- Genus: Odocoileus. There are over 60 species of deer, and so there are as many species of fawns.
- Conservation status: Fawns of an endangered species of deer are also endangered
- Location: Widely distributed. Found in most of America and Canada
A Cute Baby
Fawns are young deer, and they are naturally found where deer are most found - in fields and meadows in the summer, while in the winter they generally found in forests. Most fawns are born between the middle of May and the end of June. They have a reddish-brown coat with white spots - quite a lot of them in fact, around 300! A mother deer will often leave her babies alone for long periods of time, particularly in the first few days. This is because a newborn fawn has no scent and is safer motionless and alone, rather than trying to keep up with its mother. She will periodically return to feed the fawn and within a few days the fawn will be strong enough to join its mother on her never-ending quest for food.
A new born fawn weighs around as much as a new born baby- between 4 to 8 pounds. It is often compared to the size of a large house cat with really, really long legs! Fawns are really cute with their spindly legs, polka dots and tiny twitching tails. The mother deer or doe may nurse her fawn three to four times a day. Deer milk is very rich. Once the fawn is old enough, it eats the same food as its mother… plants, including leaves, twigs, fruits and nuts, grass, corn, alfalfa, and even lichens and other fungi. Fawns are preyed upon by bobcats, mountain lions and coyotes. For safety, a doe will hide her fawns separately from one another.
Did You Know?
- Fawns can stand just 20 minutes after birth, can walk haltingly in an hour, and can outrun a human in just five days!
- The white spots on a fawn's fur helps camouflage it from predators.
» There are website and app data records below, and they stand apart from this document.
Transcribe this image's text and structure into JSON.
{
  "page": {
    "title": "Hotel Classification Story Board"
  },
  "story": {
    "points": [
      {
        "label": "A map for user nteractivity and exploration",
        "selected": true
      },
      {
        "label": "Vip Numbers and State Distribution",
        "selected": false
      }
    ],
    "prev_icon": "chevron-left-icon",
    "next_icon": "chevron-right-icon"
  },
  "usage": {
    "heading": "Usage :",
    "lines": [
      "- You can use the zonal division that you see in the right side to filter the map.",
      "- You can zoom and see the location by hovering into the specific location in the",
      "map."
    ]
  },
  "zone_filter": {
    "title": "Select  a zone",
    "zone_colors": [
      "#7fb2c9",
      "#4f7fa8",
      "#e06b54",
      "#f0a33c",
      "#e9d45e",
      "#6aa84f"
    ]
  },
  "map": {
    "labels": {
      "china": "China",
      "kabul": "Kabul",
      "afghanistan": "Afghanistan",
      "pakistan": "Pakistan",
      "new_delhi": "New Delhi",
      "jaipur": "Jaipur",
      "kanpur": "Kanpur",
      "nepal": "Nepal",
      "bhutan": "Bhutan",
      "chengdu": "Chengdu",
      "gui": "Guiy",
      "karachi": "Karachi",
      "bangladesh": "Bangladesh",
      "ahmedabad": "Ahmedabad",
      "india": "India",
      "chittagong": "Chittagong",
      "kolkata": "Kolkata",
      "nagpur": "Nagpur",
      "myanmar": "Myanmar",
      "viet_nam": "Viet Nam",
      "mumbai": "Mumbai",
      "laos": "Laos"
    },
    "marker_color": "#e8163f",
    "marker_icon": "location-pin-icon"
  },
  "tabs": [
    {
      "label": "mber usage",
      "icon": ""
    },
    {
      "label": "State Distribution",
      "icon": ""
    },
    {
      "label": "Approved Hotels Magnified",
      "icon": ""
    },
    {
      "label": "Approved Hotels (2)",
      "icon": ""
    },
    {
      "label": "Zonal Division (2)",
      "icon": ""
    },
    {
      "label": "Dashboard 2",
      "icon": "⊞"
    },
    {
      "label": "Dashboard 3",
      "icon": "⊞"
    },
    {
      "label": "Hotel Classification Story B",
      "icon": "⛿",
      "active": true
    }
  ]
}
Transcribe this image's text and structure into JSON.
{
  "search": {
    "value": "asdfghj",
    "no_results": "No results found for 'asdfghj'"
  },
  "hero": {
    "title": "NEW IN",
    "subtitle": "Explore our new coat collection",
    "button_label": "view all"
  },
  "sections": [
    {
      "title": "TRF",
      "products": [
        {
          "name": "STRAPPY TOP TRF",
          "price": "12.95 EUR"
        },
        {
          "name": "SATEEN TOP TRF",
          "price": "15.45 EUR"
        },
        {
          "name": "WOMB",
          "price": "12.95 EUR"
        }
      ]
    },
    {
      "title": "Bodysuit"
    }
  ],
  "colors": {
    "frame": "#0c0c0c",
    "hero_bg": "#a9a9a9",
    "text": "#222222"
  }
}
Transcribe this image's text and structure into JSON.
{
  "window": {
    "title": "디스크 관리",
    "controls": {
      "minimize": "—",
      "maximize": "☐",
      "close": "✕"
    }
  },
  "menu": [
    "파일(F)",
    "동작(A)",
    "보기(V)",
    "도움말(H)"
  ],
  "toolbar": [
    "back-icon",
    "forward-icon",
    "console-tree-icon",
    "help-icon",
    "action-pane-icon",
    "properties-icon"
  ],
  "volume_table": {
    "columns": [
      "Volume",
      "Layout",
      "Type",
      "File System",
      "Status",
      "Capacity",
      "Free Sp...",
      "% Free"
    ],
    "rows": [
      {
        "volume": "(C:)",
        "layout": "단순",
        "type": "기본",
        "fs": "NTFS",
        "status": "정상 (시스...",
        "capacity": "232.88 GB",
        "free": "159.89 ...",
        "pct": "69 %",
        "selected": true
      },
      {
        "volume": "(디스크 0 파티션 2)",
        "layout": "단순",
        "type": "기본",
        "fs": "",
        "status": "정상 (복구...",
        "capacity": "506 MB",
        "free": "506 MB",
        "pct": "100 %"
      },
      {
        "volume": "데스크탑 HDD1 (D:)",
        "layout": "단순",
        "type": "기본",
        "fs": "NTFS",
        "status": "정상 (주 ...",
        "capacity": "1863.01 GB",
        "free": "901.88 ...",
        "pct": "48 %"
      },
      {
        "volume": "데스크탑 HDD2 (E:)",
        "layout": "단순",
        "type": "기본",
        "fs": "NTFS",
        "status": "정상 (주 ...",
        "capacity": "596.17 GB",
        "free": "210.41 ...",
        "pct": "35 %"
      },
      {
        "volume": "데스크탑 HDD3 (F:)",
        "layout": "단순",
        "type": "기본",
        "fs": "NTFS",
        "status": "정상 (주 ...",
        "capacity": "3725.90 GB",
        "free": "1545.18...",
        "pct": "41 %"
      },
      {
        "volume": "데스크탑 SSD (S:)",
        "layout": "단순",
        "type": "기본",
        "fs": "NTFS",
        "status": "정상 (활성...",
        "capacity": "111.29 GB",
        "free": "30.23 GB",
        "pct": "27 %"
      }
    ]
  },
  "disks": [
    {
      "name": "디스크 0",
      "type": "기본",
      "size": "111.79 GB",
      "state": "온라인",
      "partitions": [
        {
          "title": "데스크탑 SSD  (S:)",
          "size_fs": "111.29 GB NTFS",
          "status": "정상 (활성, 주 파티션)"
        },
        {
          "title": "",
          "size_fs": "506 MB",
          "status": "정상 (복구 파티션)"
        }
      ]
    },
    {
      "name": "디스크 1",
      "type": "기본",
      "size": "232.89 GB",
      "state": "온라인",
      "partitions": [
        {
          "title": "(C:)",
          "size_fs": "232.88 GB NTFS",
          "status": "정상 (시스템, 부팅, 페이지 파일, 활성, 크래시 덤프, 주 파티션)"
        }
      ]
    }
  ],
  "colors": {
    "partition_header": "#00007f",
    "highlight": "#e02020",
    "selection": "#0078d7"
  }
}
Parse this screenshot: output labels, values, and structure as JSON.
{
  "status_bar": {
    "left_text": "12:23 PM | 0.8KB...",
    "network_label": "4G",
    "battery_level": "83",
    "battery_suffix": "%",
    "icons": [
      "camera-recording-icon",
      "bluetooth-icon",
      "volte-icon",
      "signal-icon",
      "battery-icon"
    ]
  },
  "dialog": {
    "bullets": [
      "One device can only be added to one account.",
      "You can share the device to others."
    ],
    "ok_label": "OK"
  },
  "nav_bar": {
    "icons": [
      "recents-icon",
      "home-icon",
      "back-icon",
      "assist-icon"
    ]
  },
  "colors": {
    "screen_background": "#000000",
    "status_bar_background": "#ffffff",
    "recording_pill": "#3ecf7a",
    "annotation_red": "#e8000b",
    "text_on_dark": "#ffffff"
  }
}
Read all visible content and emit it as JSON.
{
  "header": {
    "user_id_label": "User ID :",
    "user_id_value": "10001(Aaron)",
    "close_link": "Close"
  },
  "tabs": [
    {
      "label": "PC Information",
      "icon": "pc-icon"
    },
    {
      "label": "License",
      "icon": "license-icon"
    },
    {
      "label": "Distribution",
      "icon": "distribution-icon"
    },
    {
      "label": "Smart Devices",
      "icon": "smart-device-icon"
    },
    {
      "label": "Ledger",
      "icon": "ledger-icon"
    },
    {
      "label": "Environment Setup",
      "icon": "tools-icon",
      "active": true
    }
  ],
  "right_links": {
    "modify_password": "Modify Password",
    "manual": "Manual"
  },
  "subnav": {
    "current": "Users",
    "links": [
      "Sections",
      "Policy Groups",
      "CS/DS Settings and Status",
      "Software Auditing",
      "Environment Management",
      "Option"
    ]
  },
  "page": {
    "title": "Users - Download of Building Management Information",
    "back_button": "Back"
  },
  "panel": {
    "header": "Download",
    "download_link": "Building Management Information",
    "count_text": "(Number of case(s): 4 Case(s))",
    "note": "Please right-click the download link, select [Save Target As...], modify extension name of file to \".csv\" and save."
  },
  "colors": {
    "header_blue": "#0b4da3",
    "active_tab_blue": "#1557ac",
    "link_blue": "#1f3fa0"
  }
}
- Yearlings are fawns that are a year old. At that point, they may mate and have fawns of their own.
- Twin fawns can have separate fathers!